Fishermen have reported Muskies attacking Bass and Walleye as they were being reeled in. This may have given the impression that Muskies are significant predators of other game fish, when in fact; the Muskie was simply reacting naturally to the struggling fish due to their predatory instincts.

Muskies generally take advantage of the most abundant prey species available that are of sufficient size for them to eat. Given the opportunity to choose, Muskies prefer soft rayed, high protein based fish such as Suckers, Tullibee, Ciscoes, Bullheads, Carp, and minnows. In fact, the food sources Muskies prefer most are usually fish species that most people would desire to not have in their lake.

The truth is that even though it has been proven that Muskies do have a preferred food source they are opportunistic predators, and occasionally consume other game fish. The amount of other game fish eaten by Muskies is extremely minimal compared to the amount of game fish such as Walleye that are annually harvested by anglers.

Facts, Studies, and Statistics:

A major study was undertaken from July of 1991 through October of 1994, and other documented studies were conducted as long ago as 1952. These studies, as well as others, came to the same conclusion. Game fish such as Walleye make up a very small part of a Muskies diet. In one particular study, the stomach contents from 1092 Muskies were evaluated. The results proved that a Muskies diet is quite diverse, and that in 74% of the sample fish, only one food item was present. Muskies are not voracious feeders consuming fish after fish, as some people would have you believe.
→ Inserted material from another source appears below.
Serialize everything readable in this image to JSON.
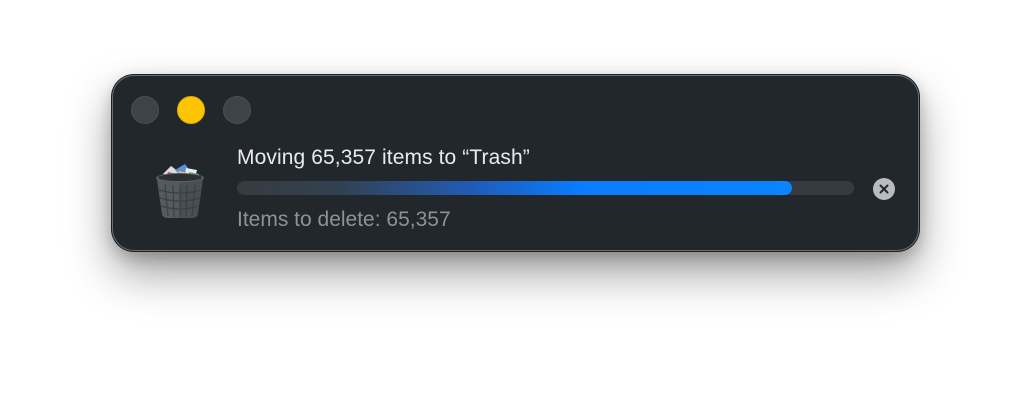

Walleye ranked extremely low in the Muskies diet. In the 1092 study fish, only 5 contained traces of Walleye. This study collected Muskies from 34 separate bodies of water, including lakes with large populations of Walleye. Despite their abundance in those lakes, Walleye proved to not be a very important food source for Muskies. In fact, during the study Muskies and Walleyes were observed in very close proximity to one another, as the Walleye is also a predator. Walleye made up 3.4% of the total stomach content volume found in the Muskies in that study. Bass species found accounted for 3.1%, even lower than that of Walleye. 63.5% of the total stomach content volume was made up of Yellow Perch and various minnow species.